Natural Gas Price Fluctuations
The industrial sector consumes most of its energy from natural gas, a major driver of overall wholesale electricity prices since it’s usually the most costly fuel for electricity generation. Last year, natural gas prices increased for domestic customers because high international demand caused a rise in liquified natural gas (LNG) exports.
Consequently, natural gas prices rose from $3.70 per million British thermal units (MMBtu) in January 2022 to nearly $10 per MMBtu by late August. Some of this volatility stemmed from demand shifts due to extreme weather events. But the higher prices were also partly tied to limited coal availability to offset higher-priced natural gas.
Monthly wholesale electricity prices in 2021 and 2022. Image used courtesy of the EIA
Barring day-to-day volatility, the market may stabilize as costs are projected to decline in the coming months. The EIA expects the price of natural gas—which accounted for 39% of all electricity generation last year—will average less than $3 per MMBtu in 2023, falling more than 50% from 2022 as natural gas inventories begin to rise this quarter.
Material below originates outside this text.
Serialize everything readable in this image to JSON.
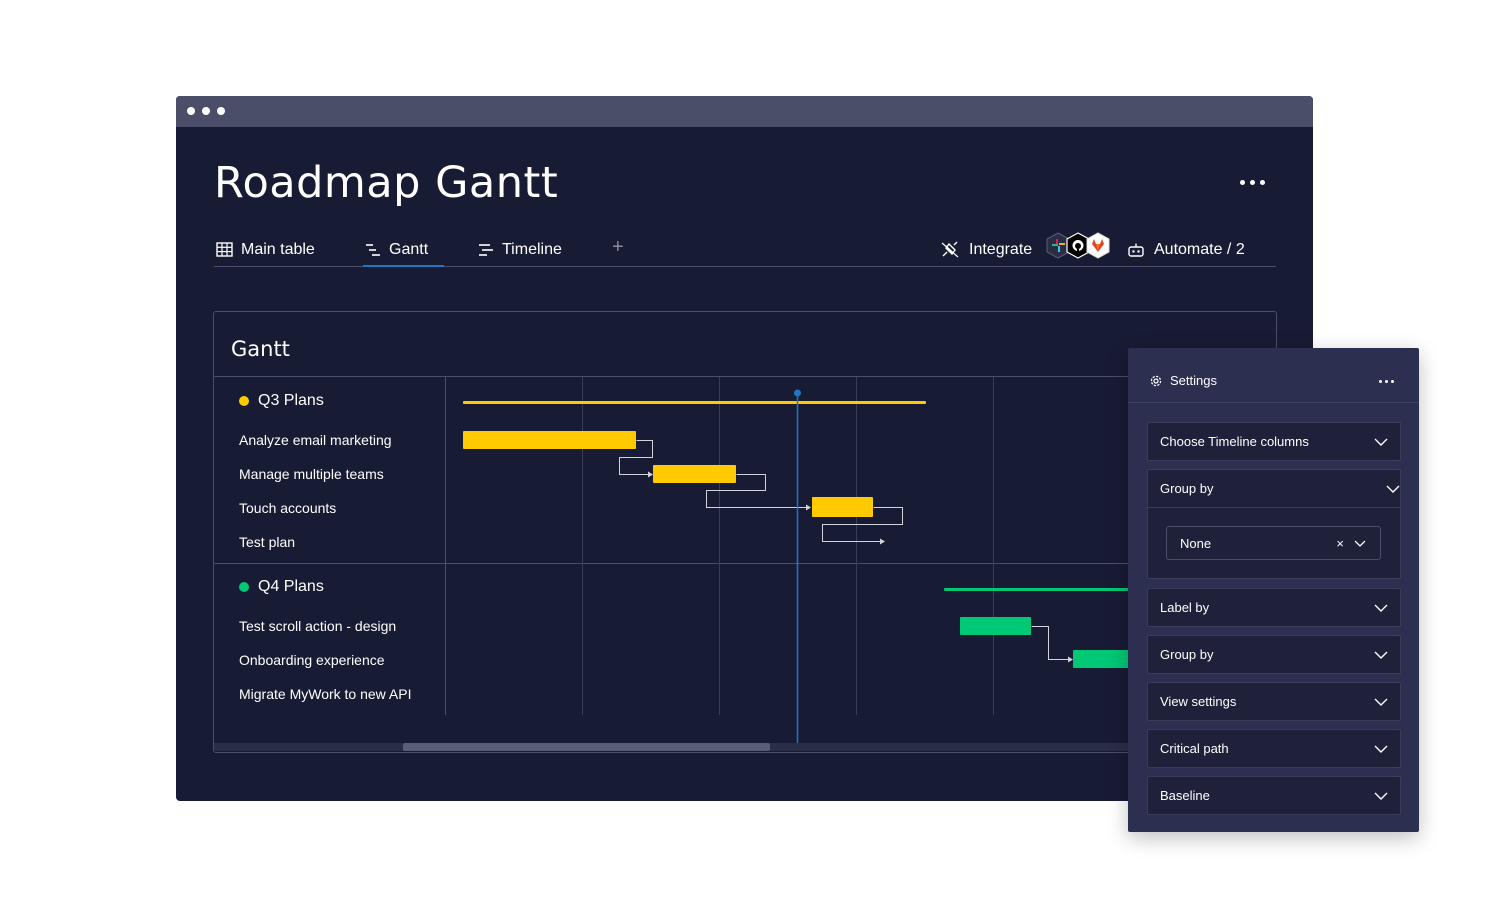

Natural gas prices aside, electricity consumption in the manufacturing sector will only increase in the next few decades as the adoption of electrification intensifies and the grid becomes increasingly weighted towards renewables. The EIA’s 2023 Annual Energy Outlook projects that industrial energy consumption will rise as much as 32% through 2050. This figure includes total electricity use and electricity-related losses.
These trends have more companies looking to offset their natural gas consumption with energy-efficiency upgrades and renewable integration.
Experts are encouraging factories to manage the risk factors they can control: Lowering their electricity output long-term. Paul Leanza, the director of gas supply for Ohio-based retail natural gas and electric supplier IGS Energy, recently outlined some critical steps for doing so in a Manufacturing.net article. Leanza advised gathering feedback on energy usage trends from operations, maintenance, and finance teams and using real-time monitoring platforms to benchmark energy consumption data.
These steps can go hand-in-hand with replacing aging equipment, adding occupancy sensors, and installing efficient LED lighting. Another suggestion is to understand how peak demand factors into monthly billing cycles—capacity cost generally accounts for half of a plant’s power bill, defined as the amount charged when operating on peak power throughout the billing period.
Energy Cost Impact on Manufacturing
An interesting gauge of energy volatility’s impact on manufacturing inflation is S&P Global Intelligence’s Purchasing Managers’ Index (PMI), a global manufacturing survey studying the trends driving factory input costs and selling prices. Every month, the survey paints a different picture of the role of energy price fluctuations in this equation, suggesting a turbulent market.
For example, the September 2022 PMI update showed that energy-fueled cost increases had skyrocketed to a new high in the survey. The number of companies reporting energy-driven input costs increased to 4.7 times the long-run average—the highest in nearly two decades.
March 2023 data from S&P Global’s worldwide manufacturing PMI survey reveals an easing of energy prices on manufacturing price pressures. Image used courtesy of S&P Global Market Intelligence
Two months later, S&P's November report indicated that the outlook for industrial prices hinged on energy market developments, as volatile trends would likely continue to bring upside and downside risks to manufacturing costs, barring developments with the war in Ukraine, winter temperatures, and China’s COVID policies.
Fast-forward to March 2023, and energy was the second-lowest pressure on input costs, behind raw material prices. Still, that level is over two times the long-run average, albeit an improvement from last year’s peak of nearly 12 times the average.